» What this task involves
Check each line of the listing below for the string "paypage", then give only the number of lines where it occurs.

** Opening Materials provided block **

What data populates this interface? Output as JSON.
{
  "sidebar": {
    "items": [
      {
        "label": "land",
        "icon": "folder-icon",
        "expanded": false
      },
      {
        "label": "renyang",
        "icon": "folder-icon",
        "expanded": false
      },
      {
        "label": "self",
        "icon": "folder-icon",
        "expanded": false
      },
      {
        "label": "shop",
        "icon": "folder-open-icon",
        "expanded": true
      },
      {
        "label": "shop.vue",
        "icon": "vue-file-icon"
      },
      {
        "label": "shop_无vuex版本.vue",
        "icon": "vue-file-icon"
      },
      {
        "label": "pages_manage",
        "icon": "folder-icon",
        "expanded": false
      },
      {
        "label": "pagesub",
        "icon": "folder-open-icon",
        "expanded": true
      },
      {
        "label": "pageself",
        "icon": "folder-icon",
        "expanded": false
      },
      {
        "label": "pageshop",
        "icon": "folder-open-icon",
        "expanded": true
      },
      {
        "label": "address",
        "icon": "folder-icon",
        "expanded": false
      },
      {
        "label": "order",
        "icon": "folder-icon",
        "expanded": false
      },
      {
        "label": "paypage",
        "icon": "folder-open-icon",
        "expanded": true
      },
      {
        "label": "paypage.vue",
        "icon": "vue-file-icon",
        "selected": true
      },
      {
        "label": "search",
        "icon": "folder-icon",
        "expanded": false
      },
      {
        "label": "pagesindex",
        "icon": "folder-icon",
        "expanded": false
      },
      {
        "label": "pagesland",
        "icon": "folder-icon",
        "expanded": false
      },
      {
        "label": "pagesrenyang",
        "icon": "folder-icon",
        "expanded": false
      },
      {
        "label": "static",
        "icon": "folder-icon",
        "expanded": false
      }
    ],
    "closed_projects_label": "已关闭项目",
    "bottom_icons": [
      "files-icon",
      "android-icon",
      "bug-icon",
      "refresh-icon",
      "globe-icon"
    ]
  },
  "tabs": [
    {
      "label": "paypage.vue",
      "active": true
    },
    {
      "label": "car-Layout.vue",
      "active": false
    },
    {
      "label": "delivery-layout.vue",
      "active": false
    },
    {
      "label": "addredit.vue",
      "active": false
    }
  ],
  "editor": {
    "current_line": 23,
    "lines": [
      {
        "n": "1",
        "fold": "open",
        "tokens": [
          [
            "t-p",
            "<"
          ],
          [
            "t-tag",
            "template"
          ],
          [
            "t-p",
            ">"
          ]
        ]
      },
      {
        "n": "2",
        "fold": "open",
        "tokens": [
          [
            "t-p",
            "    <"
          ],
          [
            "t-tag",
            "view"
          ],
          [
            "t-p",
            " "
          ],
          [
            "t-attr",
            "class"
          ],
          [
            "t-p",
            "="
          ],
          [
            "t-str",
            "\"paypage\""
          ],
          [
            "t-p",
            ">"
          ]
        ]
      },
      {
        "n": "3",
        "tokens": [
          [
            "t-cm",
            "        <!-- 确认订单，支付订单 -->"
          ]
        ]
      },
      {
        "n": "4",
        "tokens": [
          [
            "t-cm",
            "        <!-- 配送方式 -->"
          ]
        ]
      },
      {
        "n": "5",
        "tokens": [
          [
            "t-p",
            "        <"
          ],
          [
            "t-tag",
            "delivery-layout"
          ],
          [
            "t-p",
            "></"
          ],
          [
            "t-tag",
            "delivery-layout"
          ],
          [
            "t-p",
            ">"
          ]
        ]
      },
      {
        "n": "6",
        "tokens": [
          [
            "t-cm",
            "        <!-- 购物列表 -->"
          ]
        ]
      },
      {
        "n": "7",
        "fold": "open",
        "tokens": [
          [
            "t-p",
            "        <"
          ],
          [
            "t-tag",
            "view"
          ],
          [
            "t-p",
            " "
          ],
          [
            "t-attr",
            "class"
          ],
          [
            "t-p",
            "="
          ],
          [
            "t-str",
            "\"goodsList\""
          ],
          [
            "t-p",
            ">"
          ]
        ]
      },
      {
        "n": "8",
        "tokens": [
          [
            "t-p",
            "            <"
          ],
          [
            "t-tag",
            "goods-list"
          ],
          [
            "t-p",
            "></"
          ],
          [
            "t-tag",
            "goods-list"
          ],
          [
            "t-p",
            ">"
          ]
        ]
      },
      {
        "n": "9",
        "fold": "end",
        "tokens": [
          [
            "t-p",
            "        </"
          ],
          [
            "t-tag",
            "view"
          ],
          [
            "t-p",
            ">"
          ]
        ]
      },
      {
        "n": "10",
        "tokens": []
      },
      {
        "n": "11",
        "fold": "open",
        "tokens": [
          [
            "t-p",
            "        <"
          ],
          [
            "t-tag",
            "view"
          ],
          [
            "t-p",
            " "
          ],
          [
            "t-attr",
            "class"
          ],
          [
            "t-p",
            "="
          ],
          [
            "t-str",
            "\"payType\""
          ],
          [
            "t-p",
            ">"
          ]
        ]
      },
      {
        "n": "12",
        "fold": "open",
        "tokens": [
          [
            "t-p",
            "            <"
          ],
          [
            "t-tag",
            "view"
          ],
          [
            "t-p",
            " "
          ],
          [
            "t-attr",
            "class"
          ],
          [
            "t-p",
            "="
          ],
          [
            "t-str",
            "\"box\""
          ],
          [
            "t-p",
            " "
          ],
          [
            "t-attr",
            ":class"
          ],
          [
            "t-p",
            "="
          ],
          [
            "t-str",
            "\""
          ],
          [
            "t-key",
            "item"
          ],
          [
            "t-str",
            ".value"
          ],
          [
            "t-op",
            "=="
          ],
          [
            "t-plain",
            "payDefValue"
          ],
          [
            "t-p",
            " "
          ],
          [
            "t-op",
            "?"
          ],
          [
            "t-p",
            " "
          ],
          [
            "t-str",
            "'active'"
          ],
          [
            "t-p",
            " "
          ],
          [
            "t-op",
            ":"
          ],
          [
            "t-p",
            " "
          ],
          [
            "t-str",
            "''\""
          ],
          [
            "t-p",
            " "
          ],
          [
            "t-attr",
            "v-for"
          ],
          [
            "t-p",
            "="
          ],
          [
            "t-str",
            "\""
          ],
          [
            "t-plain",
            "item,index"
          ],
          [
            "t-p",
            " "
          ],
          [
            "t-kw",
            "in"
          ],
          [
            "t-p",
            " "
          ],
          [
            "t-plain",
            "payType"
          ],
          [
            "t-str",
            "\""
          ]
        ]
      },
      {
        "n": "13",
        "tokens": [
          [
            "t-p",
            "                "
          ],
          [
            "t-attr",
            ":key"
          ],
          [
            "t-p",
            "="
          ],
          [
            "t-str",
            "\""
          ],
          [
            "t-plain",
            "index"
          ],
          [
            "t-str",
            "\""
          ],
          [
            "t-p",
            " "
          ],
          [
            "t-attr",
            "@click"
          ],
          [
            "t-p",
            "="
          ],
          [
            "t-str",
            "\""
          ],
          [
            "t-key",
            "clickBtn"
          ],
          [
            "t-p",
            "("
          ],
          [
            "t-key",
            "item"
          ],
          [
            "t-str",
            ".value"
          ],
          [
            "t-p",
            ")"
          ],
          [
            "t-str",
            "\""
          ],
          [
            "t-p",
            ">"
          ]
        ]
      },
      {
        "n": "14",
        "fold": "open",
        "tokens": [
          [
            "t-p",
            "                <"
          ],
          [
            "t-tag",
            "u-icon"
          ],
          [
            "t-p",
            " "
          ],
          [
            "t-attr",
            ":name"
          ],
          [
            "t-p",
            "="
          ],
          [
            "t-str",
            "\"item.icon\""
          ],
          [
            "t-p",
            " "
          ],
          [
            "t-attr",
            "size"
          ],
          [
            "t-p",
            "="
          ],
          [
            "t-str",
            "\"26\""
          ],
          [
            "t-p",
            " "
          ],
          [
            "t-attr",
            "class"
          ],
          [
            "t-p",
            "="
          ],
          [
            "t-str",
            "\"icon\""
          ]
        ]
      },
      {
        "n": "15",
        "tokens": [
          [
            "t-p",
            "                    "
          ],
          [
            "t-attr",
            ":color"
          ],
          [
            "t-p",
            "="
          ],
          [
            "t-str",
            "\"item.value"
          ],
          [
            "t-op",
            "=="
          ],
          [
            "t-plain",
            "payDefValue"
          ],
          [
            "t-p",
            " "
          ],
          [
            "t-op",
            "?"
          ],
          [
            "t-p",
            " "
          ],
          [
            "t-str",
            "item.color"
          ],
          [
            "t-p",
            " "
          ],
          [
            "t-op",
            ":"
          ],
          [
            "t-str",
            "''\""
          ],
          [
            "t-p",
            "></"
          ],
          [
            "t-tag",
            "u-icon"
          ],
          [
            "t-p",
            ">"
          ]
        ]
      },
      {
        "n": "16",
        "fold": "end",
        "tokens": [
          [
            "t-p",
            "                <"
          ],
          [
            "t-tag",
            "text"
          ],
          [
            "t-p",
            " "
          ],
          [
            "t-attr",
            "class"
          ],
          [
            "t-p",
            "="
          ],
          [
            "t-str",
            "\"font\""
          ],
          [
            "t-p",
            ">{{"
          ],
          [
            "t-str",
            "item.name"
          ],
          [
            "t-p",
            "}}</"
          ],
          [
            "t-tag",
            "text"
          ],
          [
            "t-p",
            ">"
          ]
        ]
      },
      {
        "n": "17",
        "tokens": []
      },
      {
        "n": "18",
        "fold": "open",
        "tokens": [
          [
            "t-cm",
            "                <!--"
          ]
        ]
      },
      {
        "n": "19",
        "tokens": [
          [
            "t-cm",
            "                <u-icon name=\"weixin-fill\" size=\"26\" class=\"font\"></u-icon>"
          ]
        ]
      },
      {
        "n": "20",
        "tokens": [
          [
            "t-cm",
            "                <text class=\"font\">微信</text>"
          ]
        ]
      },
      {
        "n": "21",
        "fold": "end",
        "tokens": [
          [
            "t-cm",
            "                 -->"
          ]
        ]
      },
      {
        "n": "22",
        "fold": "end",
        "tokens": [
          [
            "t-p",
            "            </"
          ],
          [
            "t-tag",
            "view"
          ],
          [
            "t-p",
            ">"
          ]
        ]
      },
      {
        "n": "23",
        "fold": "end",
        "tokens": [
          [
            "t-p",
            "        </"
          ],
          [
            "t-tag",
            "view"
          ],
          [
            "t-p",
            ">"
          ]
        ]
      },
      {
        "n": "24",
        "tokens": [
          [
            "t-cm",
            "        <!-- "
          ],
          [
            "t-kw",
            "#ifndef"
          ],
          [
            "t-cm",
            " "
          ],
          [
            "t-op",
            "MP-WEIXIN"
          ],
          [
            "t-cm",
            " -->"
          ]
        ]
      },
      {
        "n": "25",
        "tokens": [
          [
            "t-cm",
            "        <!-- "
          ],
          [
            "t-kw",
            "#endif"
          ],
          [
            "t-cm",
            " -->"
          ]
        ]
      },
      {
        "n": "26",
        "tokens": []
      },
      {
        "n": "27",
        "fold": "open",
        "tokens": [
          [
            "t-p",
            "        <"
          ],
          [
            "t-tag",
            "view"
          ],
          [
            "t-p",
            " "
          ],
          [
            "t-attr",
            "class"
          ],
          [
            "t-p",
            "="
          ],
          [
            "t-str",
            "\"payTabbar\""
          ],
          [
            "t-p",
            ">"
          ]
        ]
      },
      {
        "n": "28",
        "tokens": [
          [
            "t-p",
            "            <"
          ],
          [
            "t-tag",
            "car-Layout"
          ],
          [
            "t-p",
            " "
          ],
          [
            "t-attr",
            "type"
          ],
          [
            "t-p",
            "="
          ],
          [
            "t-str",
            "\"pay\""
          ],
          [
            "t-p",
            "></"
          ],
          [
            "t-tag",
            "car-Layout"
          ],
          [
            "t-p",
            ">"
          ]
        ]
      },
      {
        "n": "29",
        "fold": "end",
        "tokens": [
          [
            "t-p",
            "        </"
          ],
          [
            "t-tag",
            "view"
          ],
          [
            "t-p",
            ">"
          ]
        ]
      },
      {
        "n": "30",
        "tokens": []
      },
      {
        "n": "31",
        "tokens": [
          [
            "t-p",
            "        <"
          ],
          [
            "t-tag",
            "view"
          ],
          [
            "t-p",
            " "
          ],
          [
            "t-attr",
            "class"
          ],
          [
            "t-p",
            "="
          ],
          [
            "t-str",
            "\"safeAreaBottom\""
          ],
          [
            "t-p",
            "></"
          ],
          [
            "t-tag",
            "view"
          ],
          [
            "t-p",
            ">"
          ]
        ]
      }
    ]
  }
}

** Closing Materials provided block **

» Expected answer
4